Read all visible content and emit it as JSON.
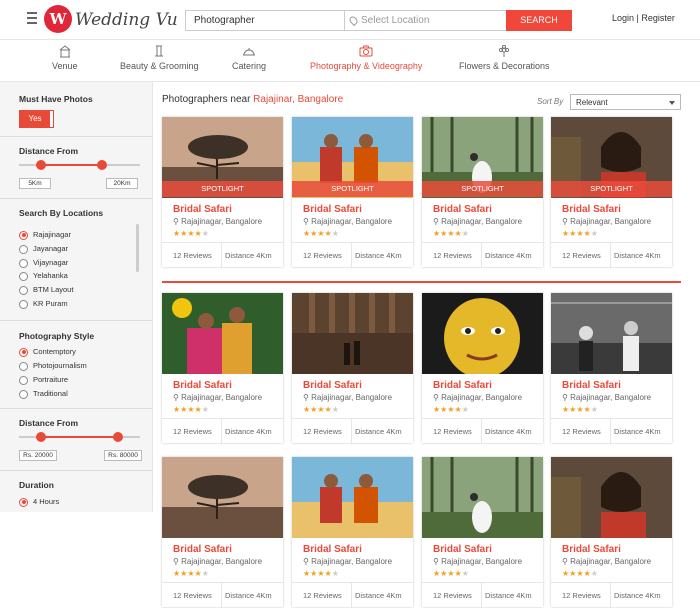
{
  "header": {
    "logo_letter": "W",
    "logo_text": "Wedding Vu",
    "category_value": "Photographer",
    "location_placeholder": "Select Location",
    "search_label": "SEARCH",
    "login_label": "Login | Register"
  },
  "tabs": [
    {
      "label": "Venue",
      "icon": "venue-icon"
    },
    {
      "label": "Beauty & Grooming",
      "icon": "beauty-icon"
    },
    {
      "label": "Catering",
      "icon": "catering-icon"
    },
    {
      "label": "Photography & Videography",
      "icon": "camera-icon",
      "active": true
    },
    {
      "label": "Flowers & Decorations",
      "icon": "flower-icon"
    }
  ],
  "sidebar": {
    "must_have_title": "Must Have Photos",
    "must_have_toggle": "Yes",
    "distance_title": "Distance From",
    "distance_min": "5Km",
    "distance_max": "20Km",
    "locations_title": "Search By Locations",
    "locations": [
      "Rajajinagar",
      "Jayanagar",
      "Vijaynagar",
      "Yelahanka",
      "BTM Layout",
      "KR Puram"
    ],
    "style_title": "Photography Style",
    "styles": [
      "Contemptory",
      "Photojournalism",
      "Portraiture",
      "Traditional"
    ],
    "price_title": "Distance From",
    "price_min": "Rs. 20000",
    "price_max": "Rs. 80000",
    "duration_title": "Duration",
    "duration_first": "4 Hours"
  },
  "main": {
    "heading_prefix": "Photographers near ",
    "heading_location": "Rajajinar, Bangalore",
    "sort_label": "Sort By",
    "sort_value": "Relevant",
    "spotlight_label": "SPOTLIGHT",
    "card_name": "Bridal Safari",
    "card_location": "Rajajinagar, Bangalore",
    "card_reviews": "12 Reviews",
    "card_distance": "Distance 4Km",
    "card_rating": 4
  },
  "colors": {
    "accent": "#e84a3a",
    "brand": "#e0273a"
  }
}
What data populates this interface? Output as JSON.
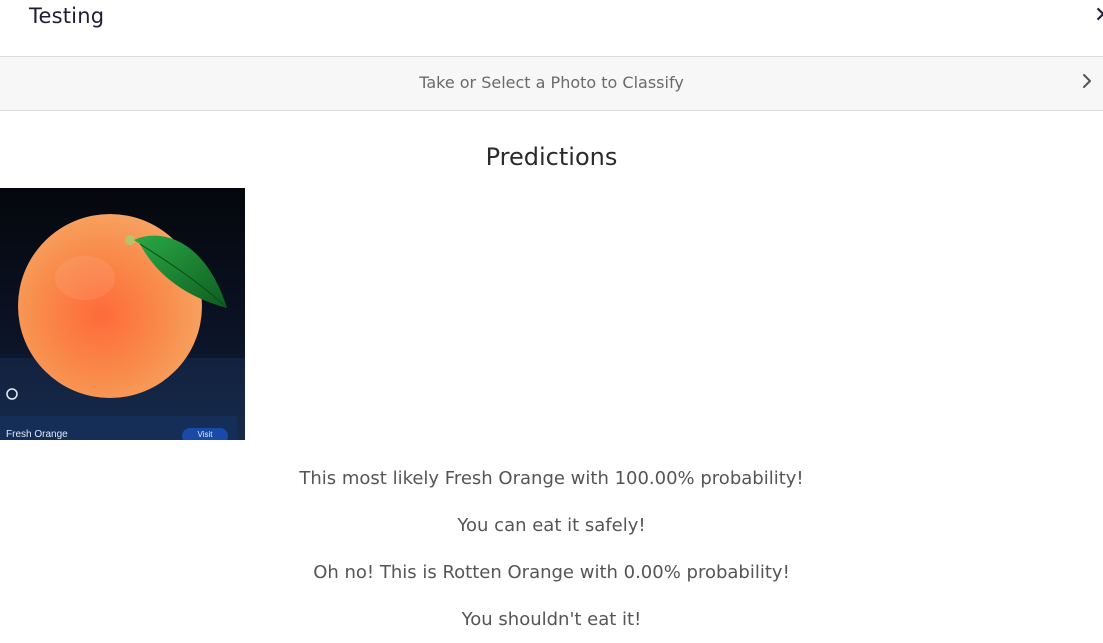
{
  "header": {
    "title": "Testing",
    "close_icon": "close-icon"
  },
  "select_bar": {
    "label": "Take or Select a Photo to Classify",
    "icon": "chevron-right-icon"
  },
  "predictions": {
    "title": "Predictions",
    "photo": {
      "caption": "Fresh Orange",
      "button_label": "Visit"
    },
    "results": [
      "This most likely Fresh Orange with 100.00% probability!",
      "You can eat it safely!",
      "Oh no! This is Rotten Orange with 0.00% probability!",
      "You shouldn't eat it!"
    ]
  },
  "colors": {
    "title_text": "#1d1d3a",
    "bar_background": "#f7f7f7",
    "body_text": "#555555",
    "orange": "#f07a3c",
    "leaf": "#1f8a32"
  }
}
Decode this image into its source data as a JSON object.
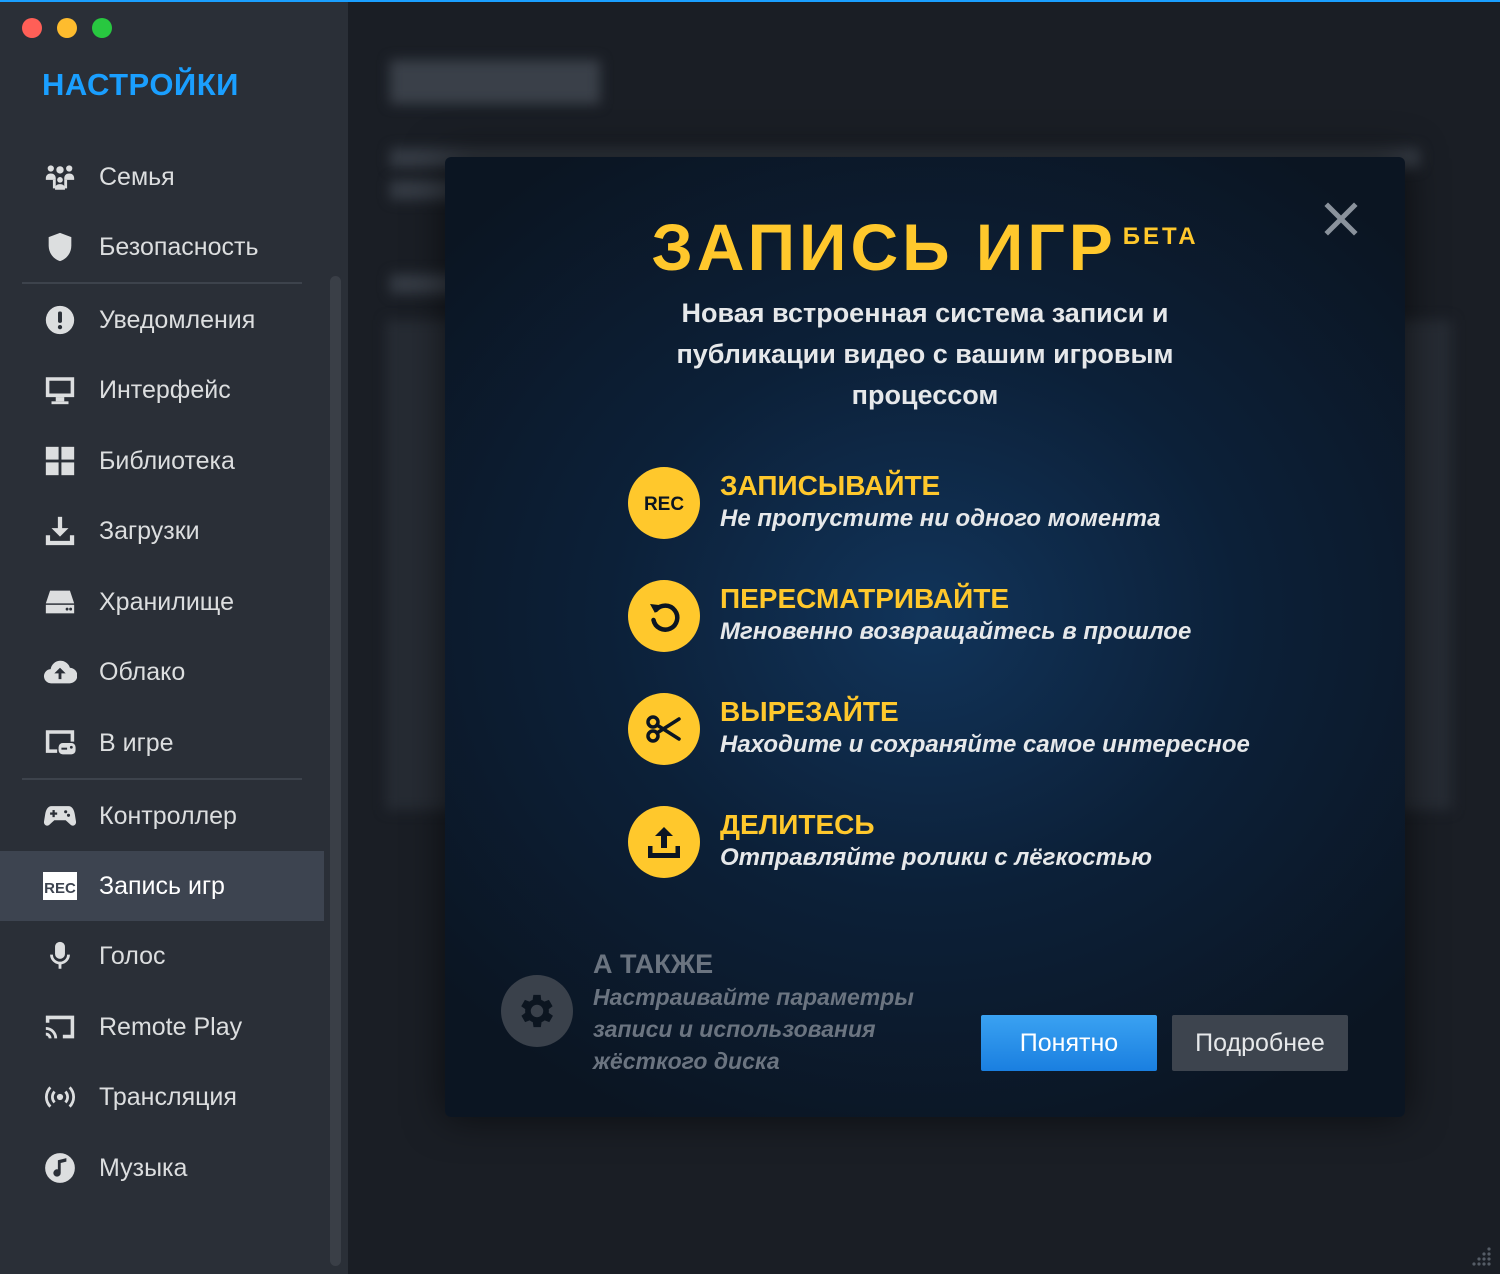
{
  "sidebar": {
    "title": "НАСТРОЙКИ",
    "items": [
      {
        "label": "Семья",
        "icon": "family-icon"
      },
      {
        "label": "Безопасность",
        "icon": "shield-icon"
      },
      {
        "label": "Уведомления",
        "icon": "notification-icon"
      },
      {
        "label": "Интерфейс",
        "icon": "monitor-icon"
      },
      {
        "label": "Библиотека",
        "icon": "grid-icon"
      },
      {
        "label": "Загрузки",
        "icon": "download-icon"
      },
      {
        "label": "Хранилище",
        "icon": "drive-icon"
      },
      {
        "label": "Облако",
        "icon": "cloud-icon"
      },
      {
        "label": "В игре",
        "icon": "ingame-icon"
      },
      {
        "label": "Контроллер",
        "icon": "gamepad-icon"
      },
      {
        "label": "Запись игр",
        "icon": "rec-icon",
        "active": true
      },
      {
        "label": "Голос",
        "icon": "microphone-icon"
      },
      {
        "label": "Remote Play",
        "icon": "cast-icon"
      },
      {
        "label": "Трансляция",
        "icon": "broadcast-icon"
      },
      {
        "label": "Музыка",
        "icon": "music-icon"
      }
    ]
  },
  "modal": {
    "title": "ЗАПИСЬ ИГР",
    "badge": "БЕТА",
    "subtitle": "Новая встроенная система записи и публикации видео с вашим игровым процессом",
    "features": [
      {
        "heading": "ЗАПИСЫВАЙТЕ",
        "description": "Не пропустите ни одного момента",
        "icon": "rec-icon"
      },
      {
        "heading": "ПЕРЕСМАТРИВАЙТЕ",
        "description": "Мгновенно возвращайтесь в прошлое",
        "icon": "replay-icon"
      },
      {
        "heading": "ВЫРЕЗАЙТЕ",
        "description": "Находите и сохраняйте самое интересное",
        "icon": "scissors-icon"
      },
      {
        "heading": "ДЕЛИТЕСЬ",
        "description": "Отправляйте ролики с лёгкостью",
        "icon": "upload-icon"
      }
    ],
    "also": {
      "heading": "А ТАКЖЕ",
      "description": "Настраивайте параметры записи и использования жёсткого диска",
      "icon": "gear-icon"
    },
    "buttons": {
      "ok": "Понятно",
      "more": "Подробнее"
    }
  },
  "colors": {
    "accent": "#1a9fff",
    "highlight": "#ffc82c",
    "sidebar_bg": "#2a2f37"
  }
}
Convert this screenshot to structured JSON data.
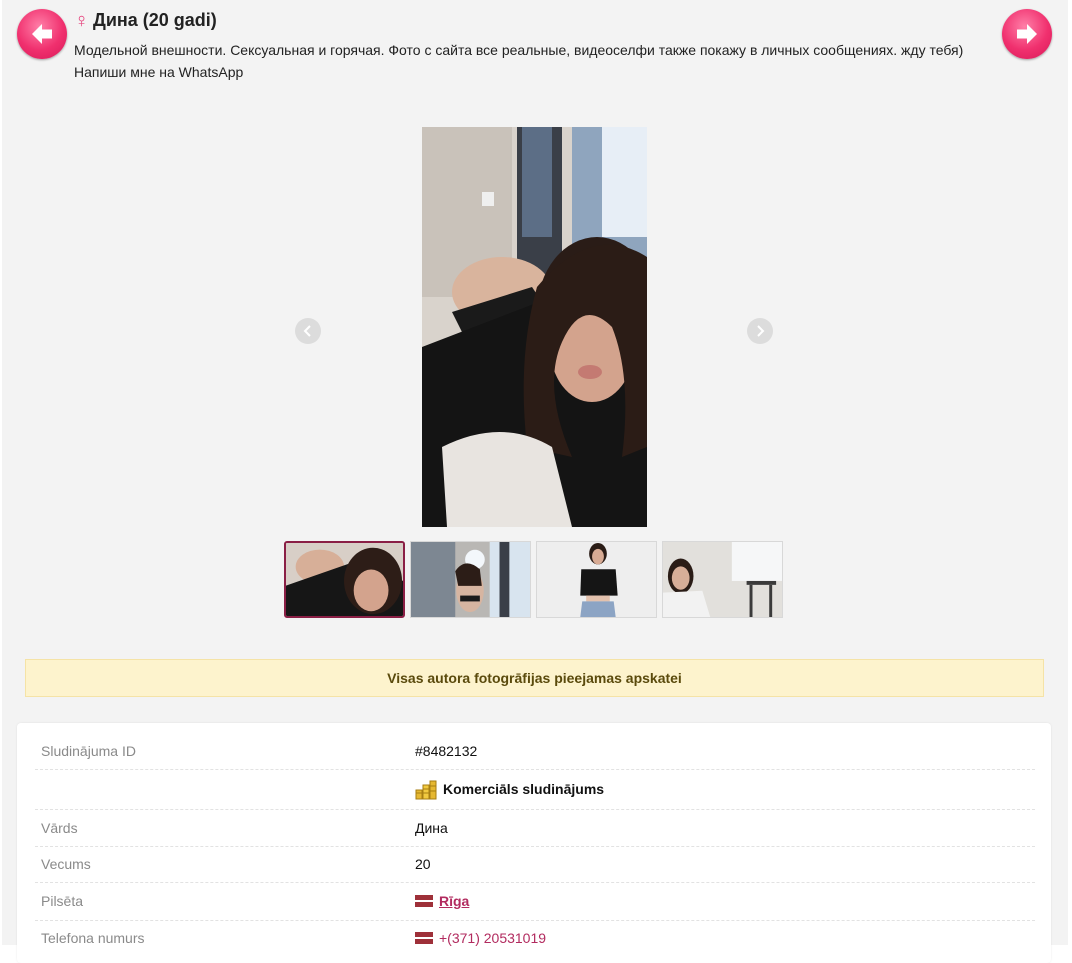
{
  "header": {
    "prev_icon": "arrow-left-icon",
    "next_icon": "arrow-right-icon",
    "gender_symbol": "♀",
    "title": "Дина (20 gadi)",
    "description": "Модельной внешности. Сексуальная и горячая. Фото с сайта все реальные, видеоселфи также покажу в личных сообщениях. жду тебя) Напиши мне на WhatsApp"
  },
  "gallery": {
    "prev_icon": "chevron-left-icon",
    "next_icon": "chevron-right-icon",
    "thumbnail_count": 4,
    "active_thumbnail": 1
  },
  "notice": {
    "text": "Visas autora fotogrāfijas pieejamas apskatei"
  },
  "details": {
    "id_label": "Sludinājuma ID",
    "id_value": "#8482132",
    "commercial_label": "Komerciāls sludinājums",
    "name_label": "Vārds",
    "name_value": "Дина",
    "age_label": "Vecums",
    "age_value": "20",
    "city_label": "Pilsēta",
    "city_value": "Rīga",
    "phone_label": "Telefona numurs",
    "phone_value": "+(371) 20531019"
  },
  "colors": {
    "accent_pink": "#f0306e",
    "link": "#b22b5f",
    "notice_bg": "#fdf3cd",
    "page_bg": "#f3f3f3"
  }
}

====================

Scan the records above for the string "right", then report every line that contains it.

__RESULT__.
    "icon": "chevron-right-icon"
    "next_icon": "arrow-right-icon",
    "next_icon": "chevron-right-icon",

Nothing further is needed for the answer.